◆ **The problem**: Your task is to show every line in the listing below that includes "characters".

◆ **Exercise data**:

● ● ● ● ●

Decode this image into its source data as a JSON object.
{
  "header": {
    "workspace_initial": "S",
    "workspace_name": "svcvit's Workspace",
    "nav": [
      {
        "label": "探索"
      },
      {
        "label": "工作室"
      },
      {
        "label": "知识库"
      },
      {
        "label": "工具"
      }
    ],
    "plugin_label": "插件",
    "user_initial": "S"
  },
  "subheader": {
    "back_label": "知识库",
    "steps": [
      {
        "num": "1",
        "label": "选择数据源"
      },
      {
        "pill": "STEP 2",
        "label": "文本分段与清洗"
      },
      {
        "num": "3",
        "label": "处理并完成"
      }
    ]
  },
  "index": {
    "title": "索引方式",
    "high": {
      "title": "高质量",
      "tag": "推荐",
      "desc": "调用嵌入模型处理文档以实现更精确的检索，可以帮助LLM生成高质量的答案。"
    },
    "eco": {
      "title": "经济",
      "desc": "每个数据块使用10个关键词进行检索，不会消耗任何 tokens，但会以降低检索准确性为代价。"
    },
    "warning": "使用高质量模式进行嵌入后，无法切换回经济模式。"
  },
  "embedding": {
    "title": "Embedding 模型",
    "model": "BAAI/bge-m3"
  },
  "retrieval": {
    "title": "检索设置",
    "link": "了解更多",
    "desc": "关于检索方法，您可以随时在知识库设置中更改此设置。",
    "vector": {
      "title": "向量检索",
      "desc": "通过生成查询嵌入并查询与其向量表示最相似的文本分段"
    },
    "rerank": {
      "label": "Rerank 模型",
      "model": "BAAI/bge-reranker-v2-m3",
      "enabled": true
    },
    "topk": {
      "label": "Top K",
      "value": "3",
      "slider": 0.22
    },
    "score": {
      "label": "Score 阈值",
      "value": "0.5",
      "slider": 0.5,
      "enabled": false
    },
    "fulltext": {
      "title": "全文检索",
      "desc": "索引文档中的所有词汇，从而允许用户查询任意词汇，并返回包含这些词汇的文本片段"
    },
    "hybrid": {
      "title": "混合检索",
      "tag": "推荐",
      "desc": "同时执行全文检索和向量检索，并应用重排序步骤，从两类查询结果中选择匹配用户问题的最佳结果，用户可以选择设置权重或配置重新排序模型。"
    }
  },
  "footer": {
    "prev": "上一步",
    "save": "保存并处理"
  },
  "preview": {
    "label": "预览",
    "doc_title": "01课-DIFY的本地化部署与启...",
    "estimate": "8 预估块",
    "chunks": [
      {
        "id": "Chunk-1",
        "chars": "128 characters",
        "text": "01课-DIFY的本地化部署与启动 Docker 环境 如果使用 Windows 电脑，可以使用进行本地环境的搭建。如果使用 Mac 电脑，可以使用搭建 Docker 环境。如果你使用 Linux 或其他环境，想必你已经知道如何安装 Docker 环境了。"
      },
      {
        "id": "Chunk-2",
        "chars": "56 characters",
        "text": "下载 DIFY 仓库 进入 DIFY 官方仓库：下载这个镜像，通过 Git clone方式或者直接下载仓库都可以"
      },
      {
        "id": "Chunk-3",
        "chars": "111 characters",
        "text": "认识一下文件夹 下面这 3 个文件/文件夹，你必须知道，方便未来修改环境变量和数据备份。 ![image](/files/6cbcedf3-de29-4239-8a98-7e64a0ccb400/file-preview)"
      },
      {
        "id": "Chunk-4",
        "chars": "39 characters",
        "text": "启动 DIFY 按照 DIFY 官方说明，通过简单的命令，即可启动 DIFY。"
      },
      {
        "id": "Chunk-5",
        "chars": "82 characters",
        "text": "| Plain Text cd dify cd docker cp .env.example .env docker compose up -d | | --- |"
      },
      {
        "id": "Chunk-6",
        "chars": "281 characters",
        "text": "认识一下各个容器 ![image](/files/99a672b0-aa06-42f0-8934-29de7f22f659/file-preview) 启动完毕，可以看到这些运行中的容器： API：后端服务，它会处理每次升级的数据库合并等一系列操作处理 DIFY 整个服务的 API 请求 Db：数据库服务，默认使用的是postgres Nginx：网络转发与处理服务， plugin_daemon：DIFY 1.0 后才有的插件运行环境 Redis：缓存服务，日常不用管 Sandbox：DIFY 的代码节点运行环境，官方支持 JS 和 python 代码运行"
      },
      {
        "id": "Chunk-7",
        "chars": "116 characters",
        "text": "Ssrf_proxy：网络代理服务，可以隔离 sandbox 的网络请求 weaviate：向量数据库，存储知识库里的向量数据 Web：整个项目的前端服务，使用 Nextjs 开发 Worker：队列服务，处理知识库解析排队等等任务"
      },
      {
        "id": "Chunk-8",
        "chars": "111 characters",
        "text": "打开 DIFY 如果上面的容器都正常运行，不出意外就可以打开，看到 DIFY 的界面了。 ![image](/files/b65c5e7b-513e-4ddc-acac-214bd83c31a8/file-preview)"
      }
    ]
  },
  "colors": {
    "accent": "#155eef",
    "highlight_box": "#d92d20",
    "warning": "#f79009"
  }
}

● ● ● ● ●

◆ **Reply**:
        "chars": "128 characters",
        "chars": "56 characters",
        "chars": "111 characters",
        "chars": "39 characters",
        "chars": "82 characters",
        "chars": "281 characters",
        "chars": "116 characters",
        "chars": "111 characters",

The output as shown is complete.